What is the opposite of a riot? It must be the serenity of the Isle of Bute. This island, close to Glasgow in the firth of Clyde, is not merely riot-free, it is almost spookily calm. When I visited it last week for the first time, I heard vague talk of a drug problem in Rothesay, its principal town, but that was the only hint of possible criminality. If all of Scotland were like Bute, Alex Salmond would have been justified in stating that Scotland had ‘a different society’ to that of England, one in which riots did not occur. So little seems to occur on Bute that the local newspaper, the Buteman, finds only matters of almost comic inconsequence to report. I saw two editions of the paper. The first led its front page with the news that Chinese lanterns were putting livestock at risk. A farmer near Port Bannatyne had found the remains of two Chinese lanterns near his herd of cattle and told the Buteman: ‘The lanterns could easily be eaten by cows, and the wire frames could puncture their stomachs and kill them.’ That sounded alarming until it was revealed later in the article that no such occurrence had ever taken place. While English cities were in flames, the fear that cows might start chewing wire from burnt-out Chinese lanterns was the greatest excitement that Bute had to offer.

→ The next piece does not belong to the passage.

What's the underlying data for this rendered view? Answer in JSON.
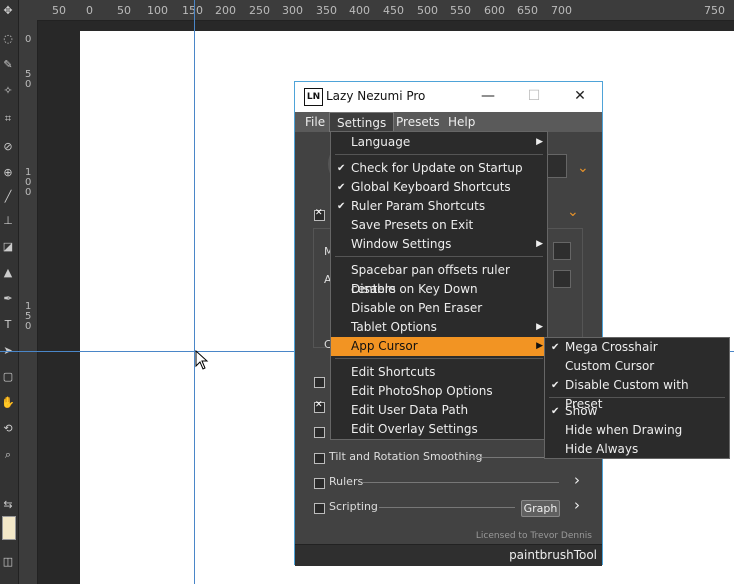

The next edition of the Buteman had the touching headline ‘Simple steps to a busier Bute’. Since the appeal of Bute relies to a great extent on its lack of activity, I approached the story with unease. But the island, which has lost a quarter of its population and most of its tourist industry over the past 50 years, is in no imminent danger of becoming busy. And it would be churlish to object to efforts to reverse its decline. Too many shops are closing, too many houses display ‘For Sale’ notices, and too many hotels announce vacancies at the height of summer to leave any visitor unmoved. The ‘simple steps’ were being proposed at a meeting of a new marketing organisation called VisitBute by its chairman John McGhee QC, a London lawyer and newcomer to the island who has earned both praise and resentment for his dynamic approach to the cause of Bute’s economic recovery. The journalist and eloquent Bute enthusiast Ian Jack, with whom I was staying at his seaside home outside Rothesay, has written for the Guardian in tentative support of Mr McGhee’s plan to replace Bute’s former status as a summer refuge for the working people of Glasgow with a new role as a trendy destination for middle-class visitors from the south of England. As it is, there could hardly be a nicer place to visit than Bute, with its beautiful landscapes, sea views, and lack of motor traffic; but most people nowadays are so spoilt that they are reluctant go anywhere unless they are actively courted. They insist on what Mr McGhee calls ‘a coherent tourism offer’. And this, he adds, is ‘a really difficult question for Bute, and one for which I think we need to get experts in’. My advice would be to hurry and get there before the experts arrive.
Apart from serenity, Bute offers Mount Stuart, the Victorian Gothic seaside palace of the Marquess of Bute, breathtaking in its scale and ambition, and the world’s last sea-going paddlesteamer, the Waverley, launched in 1946, which still cruises daily in high summer around the islands of the firth of Clyde. An accordionist on board serenades you with Scottish folk music while you may, if you wish, read the soothing editorials of the Buteman, in which the editor last week pronounced himself ‘not qualified to comment’ on Mr McGhee’s plans, and the week before devoted his leading article to describing how bad he was at baking fruit scones.
Vicious and cowardly: these were the adjectives used by David Cameron to denounce last week’s suicide bombing of the British Council building in Kabul. ‘Vicious’, yes; but surely not ‘cowardly’? However wicked suicide bombers may be (and they are very wicked indeed), they are not cowards. Not physical cowards, anyway. (I suppose they might be accused of moral cowardice for not daring to live, but I doubt if that’s what Mr Cameron meant.) We should expect more of our prime minister than the adoption of a cliché, let alone such an unbelievable one as this. It is true that Ronald Reagan, Bill Clinton, and George W. Bush all described suicide attacks as cowardly, but this was probably because they knew that Americans regard cowardice as the most despicable of sins. That is no excuse for Mr Cameron.
Alexander Chancellor was editor of The Spectator from 1975 to 1984. He writes a column for the Guardian.
the spectator | 27 August 2011 | www.spectator.co.uk pol_2010_11_2011.indd 13